The reason Hal Winer named his gorgeous new Ossining, N.Y., recording room BiCoastal Music (www.bicoastalmusic.com) may have to do with the long road he followed — from New York to L.A. and back — to make it happen. “In the ’70s, my father got an investment opportunity in a jingle house in New York City,” Winer recalls. “I had been playing music since I was a kid, I went to see the studio and I was done — I had to own a recording studio.”
Cocktail time at BiCoastal. L-R: Mick Guzauski, Ben Parris, Rob Thomas, Neil Dorfsman, Daryl Bornstein, Hal Winer and Joy Rose.
Photo: Sean Smith
Winer developed his skills as an audio engineer and went on to land an internship at a New York studio, but he quickly grew frustrated with making coffee instead of music. His next stop was L.A. for more of the same, leading to a detour as a union set painter in Hollywood, and then back to New York City for a stint in the family business. When an opportunity to cash out came, Winer jumped on it, and in 1997 got the Ossining property, which is 40 minutes from Midtown by train.

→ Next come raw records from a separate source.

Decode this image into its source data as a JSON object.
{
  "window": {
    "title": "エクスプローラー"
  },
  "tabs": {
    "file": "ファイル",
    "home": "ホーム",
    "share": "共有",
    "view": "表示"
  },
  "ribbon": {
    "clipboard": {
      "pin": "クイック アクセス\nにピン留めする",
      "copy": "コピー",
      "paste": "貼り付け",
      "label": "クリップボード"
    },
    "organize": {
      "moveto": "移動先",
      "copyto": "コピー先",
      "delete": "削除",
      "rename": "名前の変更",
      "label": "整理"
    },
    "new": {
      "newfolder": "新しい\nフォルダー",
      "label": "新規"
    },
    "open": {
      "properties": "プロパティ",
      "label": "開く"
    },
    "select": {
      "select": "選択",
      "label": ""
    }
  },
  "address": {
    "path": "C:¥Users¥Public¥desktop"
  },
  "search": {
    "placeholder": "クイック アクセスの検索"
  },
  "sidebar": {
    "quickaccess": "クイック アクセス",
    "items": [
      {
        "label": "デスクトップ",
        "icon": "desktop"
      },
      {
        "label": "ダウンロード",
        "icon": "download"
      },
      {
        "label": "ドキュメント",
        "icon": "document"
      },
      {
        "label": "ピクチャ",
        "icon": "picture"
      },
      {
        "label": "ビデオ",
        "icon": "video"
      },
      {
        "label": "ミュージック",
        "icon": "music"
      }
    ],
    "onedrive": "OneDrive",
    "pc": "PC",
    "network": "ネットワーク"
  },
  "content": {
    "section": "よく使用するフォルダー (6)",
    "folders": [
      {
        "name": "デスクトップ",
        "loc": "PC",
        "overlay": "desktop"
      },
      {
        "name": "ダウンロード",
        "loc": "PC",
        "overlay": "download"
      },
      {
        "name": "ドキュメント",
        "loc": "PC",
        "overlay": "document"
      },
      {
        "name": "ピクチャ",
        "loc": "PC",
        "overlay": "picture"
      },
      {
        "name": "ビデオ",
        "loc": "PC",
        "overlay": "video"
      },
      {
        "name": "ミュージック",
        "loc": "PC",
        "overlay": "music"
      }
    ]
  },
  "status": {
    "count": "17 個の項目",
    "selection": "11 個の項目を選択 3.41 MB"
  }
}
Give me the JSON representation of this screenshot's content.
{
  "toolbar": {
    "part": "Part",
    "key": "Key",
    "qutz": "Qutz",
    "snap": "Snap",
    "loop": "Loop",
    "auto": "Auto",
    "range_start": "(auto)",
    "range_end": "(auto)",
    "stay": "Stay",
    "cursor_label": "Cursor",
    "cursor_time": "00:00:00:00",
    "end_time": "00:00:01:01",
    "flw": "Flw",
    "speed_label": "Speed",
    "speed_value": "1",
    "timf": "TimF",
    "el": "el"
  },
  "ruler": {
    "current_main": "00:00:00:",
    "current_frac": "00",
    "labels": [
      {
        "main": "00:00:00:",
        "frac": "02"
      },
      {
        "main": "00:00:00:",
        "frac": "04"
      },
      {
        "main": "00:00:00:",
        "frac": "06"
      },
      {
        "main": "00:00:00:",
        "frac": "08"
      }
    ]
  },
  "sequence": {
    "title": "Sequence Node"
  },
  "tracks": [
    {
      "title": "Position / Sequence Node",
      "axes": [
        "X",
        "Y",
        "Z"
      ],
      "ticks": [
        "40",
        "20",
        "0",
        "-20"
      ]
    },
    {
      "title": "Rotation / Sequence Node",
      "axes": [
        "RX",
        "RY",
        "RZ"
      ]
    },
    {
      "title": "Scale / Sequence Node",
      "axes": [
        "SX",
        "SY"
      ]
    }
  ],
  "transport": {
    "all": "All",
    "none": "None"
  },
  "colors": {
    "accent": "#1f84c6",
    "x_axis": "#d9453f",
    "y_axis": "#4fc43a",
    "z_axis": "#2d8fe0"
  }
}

The first incarnation of BiCoastal paid Winer back handsomely, landing him two Grammy nominations for his first label project there, Reunion (2001), by jazz guitar great Jack Wilkins. “As a result, it became known as a jazz place, but it got too small after a couple of years,” Winer says. “So I decided to make the studio bigger. I sent out a mini-bulk e-mail to various acousticians and designers, telling them what I do, that I didn’t have much cash and that I needed help in making this place work. Russ Berger [of Russ Berger Design Group] called me the next day, and we just hit it off.
“At first, I just wanted a bigger place for my own work, but Russ felt my idea was right for the current industry climate — that I could expand and cater to freelance clients,” Winer continues. “The record industry was a mess, big city studios were having a lot of trouble at the time and the overhead up here was much lower than it was in New York City. On the creative side, I was close enough to the city to still be a player, but far enough away so that artists could feel like they were getting away.”
The newly expanded facility brings a seriously elevated dimension to the just-upstate recording scene of Westchester County. It starts with the warm, open and natural-sounding 25×30-foot live room with 22-foot ceiling. “It’s got a very smooth and natural decay,” he says. “Russ calls it a loosely coupled space: Everything below the soffit is diffuse and absorptive; everything above is live and reflective; and the pairing results in a room that’s very easy to work in. In a typical month, I’ll host woodwinds from the New York Philharmonic, an acoustic jazz trio and a rock drums session. The natural room ambience works with all of them, and clients come here because of it. Add that to rooms with natural daylight, and you’ve got a very pleasant experience.”
While everything’s Zen in the live room, BiCoastal’s ergonomic control room bristles with up-to-the-minute technology. At the center of the Pro Tools HD and 5.1 surround-equipped room is an SSL C200 with plenty of I/O and Pro Tools control from its surface. “The C200 sounds great, it’s easy to use and I can turn projects around in 30 seconds,” Winer says. “When it comes to the outboard gear, I thought it was best to give engineers a selection of mic pre’s, so we have units by Daking, Manley, Chandler, Vintech and Millennia. We also have a nice selection of vintage squashers and effects: TC Electronic, Lexicon, Daking, Universal Audio, Empirical Labs, Pendulum and Eventide, among others.”
When it came to selecting the right gear for critical listening, Winer found himself facing a dilemma. “I called all the engineers I knew and I couldn’t get two of them to agree on a brand of monitors they liked. It was important to have mains that people could actually use. So Russ suggested that I come to Dallas and listen to his Precision Kinetics custom monitors. I was totally impressed. The speakers are not fatiguing in any way, and they’re extremely smooth, accurate and revealing. For 5.1 work, we also have an extra pair of surrounds permanently mounted behind the producer’s desk to ensure that the producer will get an image similar to the engineer’s behind the console. The room is a wonderful listening environment, and the monitors make for mixes that translate very well.”
With recent clients Rob Thomas, Matt Serletic, Neil Dorfsman, Mick Guzauski, Jay Newland, Daryl Bornstein, Scott Hull, Gary Tole, Bob Mintzer and David Sancious, word is getting around about this oasis. As for Winer, he knows he’s definitely found a home. “It’s about listening for me,” he says. “It still gives me goose bumps to sit down in front of the console and listen to an amazing mix.”
David Weiss is Mix’s New York editor.